The problem
For the entries below, how many lines include the word "实用新型"? Give the figure and nothing more.

Web page and app entries:
┌────────
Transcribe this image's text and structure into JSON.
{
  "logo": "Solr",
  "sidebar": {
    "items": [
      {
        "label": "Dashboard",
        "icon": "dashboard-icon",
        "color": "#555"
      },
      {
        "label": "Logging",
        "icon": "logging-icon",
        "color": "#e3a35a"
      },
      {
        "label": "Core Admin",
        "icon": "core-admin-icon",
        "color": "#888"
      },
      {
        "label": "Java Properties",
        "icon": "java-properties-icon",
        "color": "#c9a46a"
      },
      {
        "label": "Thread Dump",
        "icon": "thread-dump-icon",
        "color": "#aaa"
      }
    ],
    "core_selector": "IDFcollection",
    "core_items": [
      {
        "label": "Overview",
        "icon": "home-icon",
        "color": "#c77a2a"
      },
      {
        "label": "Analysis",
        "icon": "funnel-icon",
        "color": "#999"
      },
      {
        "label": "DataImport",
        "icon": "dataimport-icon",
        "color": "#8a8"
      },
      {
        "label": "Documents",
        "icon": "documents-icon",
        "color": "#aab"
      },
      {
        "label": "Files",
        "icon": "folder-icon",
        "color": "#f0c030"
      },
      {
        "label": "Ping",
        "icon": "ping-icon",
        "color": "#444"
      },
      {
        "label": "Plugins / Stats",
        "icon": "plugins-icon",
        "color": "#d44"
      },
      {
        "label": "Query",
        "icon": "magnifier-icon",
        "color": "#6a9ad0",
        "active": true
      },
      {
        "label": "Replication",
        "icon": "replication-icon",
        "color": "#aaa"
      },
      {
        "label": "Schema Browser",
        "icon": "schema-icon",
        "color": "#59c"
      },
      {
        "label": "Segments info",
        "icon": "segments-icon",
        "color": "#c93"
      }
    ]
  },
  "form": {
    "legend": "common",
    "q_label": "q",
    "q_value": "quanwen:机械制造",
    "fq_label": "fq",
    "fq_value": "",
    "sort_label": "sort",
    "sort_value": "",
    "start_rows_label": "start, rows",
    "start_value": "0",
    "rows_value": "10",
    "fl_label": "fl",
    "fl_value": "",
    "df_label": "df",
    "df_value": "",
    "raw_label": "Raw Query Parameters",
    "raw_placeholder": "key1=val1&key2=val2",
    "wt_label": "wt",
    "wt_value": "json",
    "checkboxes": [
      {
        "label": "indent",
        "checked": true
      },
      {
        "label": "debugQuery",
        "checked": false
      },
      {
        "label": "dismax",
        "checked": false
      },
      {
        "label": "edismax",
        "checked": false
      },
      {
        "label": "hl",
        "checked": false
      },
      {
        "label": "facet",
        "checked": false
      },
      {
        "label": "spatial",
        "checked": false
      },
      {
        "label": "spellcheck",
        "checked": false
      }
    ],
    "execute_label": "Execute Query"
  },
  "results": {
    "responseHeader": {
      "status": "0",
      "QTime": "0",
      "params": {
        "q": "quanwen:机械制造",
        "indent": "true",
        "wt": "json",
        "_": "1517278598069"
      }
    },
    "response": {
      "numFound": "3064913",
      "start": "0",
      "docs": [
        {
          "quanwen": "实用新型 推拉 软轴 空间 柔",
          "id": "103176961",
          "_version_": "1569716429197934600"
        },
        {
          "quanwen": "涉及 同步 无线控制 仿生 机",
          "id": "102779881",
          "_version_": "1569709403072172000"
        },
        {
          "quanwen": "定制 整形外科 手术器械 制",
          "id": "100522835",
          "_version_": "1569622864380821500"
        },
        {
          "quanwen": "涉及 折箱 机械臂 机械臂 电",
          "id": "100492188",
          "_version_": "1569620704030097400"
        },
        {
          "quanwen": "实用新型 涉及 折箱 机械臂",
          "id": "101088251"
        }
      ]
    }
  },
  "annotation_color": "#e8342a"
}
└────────
Your response
2